+++ Data to examine

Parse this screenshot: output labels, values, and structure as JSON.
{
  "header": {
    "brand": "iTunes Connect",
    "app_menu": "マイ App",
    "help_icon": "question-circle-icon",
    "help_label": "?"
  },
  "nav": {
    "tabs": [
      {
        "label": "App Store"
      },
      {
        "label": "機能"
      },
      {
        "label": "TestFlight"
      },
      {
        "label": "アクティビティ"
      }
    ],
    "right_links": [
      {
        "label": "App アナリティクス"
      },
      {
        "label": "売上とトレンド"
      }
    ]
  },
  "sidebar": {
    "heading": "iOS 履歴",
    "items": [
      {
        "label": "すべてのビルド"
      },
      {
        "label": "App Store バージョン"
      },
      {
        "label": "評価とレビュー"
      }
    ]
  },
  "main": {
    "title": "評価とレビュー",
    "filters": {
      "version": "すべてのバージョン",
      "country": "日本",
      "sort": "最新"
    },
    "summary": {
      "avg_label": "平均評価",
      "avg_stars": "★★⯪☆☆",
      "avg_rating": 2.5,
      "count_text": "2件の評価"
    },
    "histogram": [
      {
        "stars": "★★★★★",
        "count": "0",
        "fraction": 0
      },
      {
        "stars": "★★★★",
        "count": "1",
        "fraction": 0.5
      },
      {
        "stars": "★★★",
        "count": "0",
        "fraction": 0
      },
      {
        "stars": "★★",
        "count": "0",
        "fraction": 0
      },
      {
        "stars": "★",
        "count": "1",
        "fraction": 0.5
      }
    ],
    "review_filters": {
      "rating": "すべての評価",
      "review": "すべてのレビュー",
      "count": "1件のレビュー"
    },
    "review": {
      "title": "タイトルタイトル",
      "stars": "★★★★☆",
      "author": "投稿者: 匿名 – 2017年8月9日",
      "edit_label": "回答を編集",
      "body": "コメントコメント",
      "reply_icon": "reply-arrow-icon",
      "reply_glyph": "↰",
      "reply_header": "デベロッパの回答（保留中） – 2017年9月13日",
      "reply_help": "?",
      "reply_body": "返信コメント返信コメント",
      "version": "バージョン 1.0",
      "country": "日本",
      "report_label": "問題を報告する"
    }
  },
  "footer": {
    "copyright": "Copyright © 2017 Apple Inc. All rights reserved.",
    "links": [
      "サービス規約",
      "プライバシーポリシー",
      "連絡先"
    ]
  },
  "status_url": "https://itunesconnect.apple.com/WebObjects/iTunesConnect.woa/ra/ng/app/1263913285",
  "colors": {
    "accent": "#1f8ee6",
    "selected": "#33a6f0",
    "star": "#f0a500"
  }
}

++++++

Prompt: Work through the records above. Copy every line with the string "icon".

Solution below:
    "help_icon": "question-circle-icon",
      "reply_icon": "reply-arrow-icon",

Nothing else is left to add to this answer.